<<<<

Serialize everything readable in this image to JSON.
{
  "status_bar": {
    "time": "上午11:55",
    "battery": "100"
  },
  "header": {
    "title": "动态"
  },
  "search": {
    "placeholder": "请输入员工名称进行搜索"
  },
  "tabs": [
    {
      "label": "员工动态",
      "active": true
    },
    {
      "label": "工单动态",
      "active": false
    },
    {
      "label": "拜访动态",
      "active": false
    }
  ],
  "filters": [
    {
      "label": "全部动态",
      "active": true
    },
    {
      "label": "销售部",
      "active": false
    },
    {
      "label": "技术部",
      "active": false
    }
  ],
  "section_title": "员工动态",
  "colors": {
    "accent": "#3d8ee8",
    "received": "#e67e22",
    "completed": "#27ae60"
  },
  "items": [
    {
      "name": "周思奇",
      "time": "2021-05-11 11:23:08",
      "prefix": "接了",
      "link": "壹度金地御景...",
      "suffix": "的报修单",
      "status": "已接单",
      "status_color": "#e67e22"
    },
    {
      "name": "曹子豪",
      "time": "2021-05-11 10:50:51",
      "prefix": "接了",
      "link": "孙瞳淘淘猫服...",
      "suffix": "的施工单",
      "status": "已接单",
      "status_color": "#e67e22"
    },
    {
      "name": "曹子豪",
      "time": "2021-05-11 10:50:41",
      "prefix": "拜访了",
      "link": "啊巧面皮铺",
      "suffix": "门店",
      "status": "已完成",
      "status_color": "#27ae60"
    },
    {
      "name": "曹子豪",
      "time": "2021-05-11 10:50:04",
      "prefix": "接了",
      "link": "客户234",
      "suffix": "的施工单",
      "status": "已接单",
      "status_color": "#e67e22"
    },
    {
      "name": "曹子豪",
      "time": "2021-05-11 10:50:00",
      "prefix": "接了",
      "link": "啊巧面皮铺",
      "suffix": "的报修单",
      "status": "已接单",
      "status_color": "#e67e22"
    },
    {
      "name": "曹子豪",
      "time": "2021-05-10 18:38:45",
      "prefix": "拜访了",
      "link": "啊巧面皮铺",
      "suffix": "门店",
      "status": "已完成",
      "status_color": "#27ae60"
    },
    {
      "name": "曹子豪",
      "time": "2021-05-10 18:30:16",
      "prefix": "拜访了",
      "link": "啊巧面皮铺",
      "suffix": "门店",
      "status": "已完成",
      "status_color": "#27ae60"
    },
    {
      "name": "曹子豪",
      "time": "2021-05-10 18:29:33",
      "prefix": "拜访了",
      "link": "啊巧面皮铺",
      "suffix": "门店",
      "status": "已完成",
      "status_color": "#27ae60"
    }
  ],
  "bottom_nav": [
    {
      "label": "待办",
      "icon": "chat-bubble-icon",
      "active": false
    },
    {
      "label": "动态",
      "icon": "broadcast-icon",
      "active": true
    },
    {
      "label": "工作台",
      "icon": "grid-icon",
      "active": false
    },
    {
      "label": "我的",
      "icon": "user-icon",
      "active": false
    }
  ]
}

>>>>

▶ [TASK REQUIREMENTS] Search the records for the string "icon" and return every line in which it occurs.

▶ [ANSWER TO THIS TASK]
      "icon": "chat-bubble-icon",
      "icon": "broadcast-icon",
      "icon": "grid-icon",
      "icon": "user-icon",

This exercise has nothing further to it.